January 23, 2019

What North Korea wants from the next US summit

By Duyeon Kim

Following their historic meeting in Singapore last June, North Korean leader Kim Jong-un and US President Donald Trump are preparing for another summit in late February. Their negotiators are now working on what the two heads of state might discuss and agree on. The big-picture goal on the US side is to convince Pyongyang to completely give up its nuclear weapons program. North Korea’s goals are more complex, and negotiations will get even trickier this year.

Kim Jong-un’s aims and likely negotiating tactics for the next summit can be gleaned from two recent events. First, the North Korean leader’s New Year’s speech on January 1 gave a sense of his game plan. Second, his summit with Chinese President Xi Jinping in the second week of January served as a first step in operationalizing that plan, and offered further clues on how he will try to achieve his ambitions. Together they show a leader who will work fervently to negotiate a peace regime that replaces the Korean War armistice; denuclearize the entire Korean Peninsula (not just the North); and create the conditions for one Korea unified under the North Korean flag, a national objective dating back to his grandfather Kim Il-sung. All three goals share a common denominator: Kim wishes to break the US-South Korea alliance and eventually rid the peninsula entirely of the American presence.
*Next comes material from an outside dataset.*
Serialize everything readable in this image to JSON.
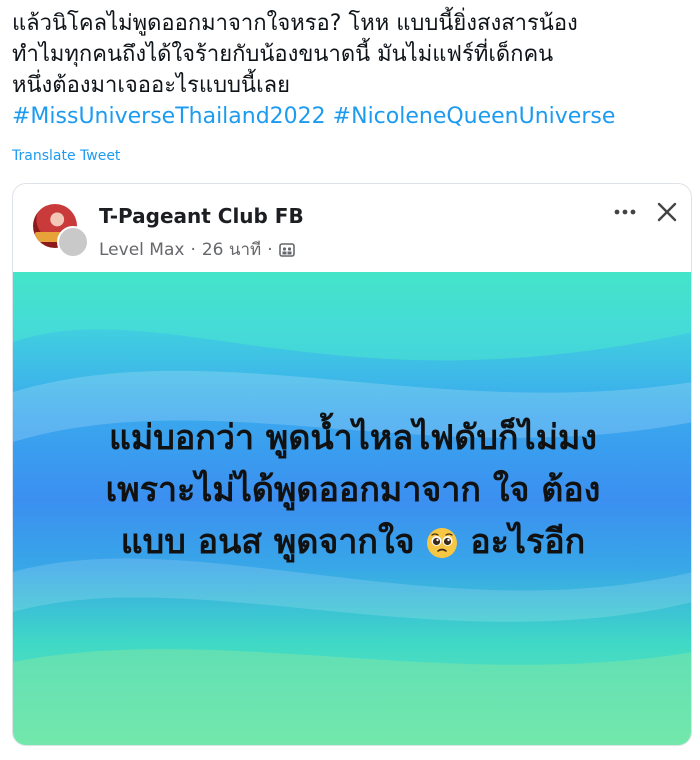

Kim on the year ahead. After a chaotic 2017 during which Trump and Kim threatened each other and their countries with nuclear annihilation, Kim began 2018 with a peace offensive, participating in the Winter Olympics in Pyeongchang and expressing a desire for better relations with Seoul. As of the beginning of 2019, he is pushing the peace campaign to new heights and using it to craft a public image of himself as a peacemaker, in an effort to get US and UN sanctions on his country lifted. But Kim’s speech also made clear that US and North Korean definitions of peace do not necessarily correspond.

Read the full article in Bulletin of the Atomic Scientists.

  • Commentary
    • The Diplomat
    • September 10, 2021
    Banished Soviet-Koreans Helped Build North Korea

    While Pyongyang touts its reclusive nature as an act of national pride free from foreign influence, the reality is that a collection of outsiders – Soviet-Koreans, in particul...

    By Jason Bartlett

  • Commentary
    • The Diplomat
    • August 31, 2021
    Online Shopping for Nukes? Tune Into a North Korean Military Parade.

    The ostentatious display of lethal weapons in massive military parades serves both a political and financial purpose: to demonstrate military might to enemies and entice poten...

    By Jason Bartlett

  • Podcast
    • August 23, 2021
    Engaging North Korea

    Van Jackson joins the Hopkins Podcast on Foreign Affairs to discuss the strategy of pressure through isolation towards North Korea. Listen to the full conversation from Hopki...

    By Van Jackson

  • Commentary
    • The Diplomat
    • July 27, 2021
    Hotels and Free Wi-Fi Are Sitting Ducks for North Korean Cybercriminals

    The dangerous combination of weak or nonexistent cybersecurity protocols, relaxed travelers and employees, and increased e-commerce and digital financial activity provide an i...

    By Jason Bartlett

View All Reports View All Articles & Multimedia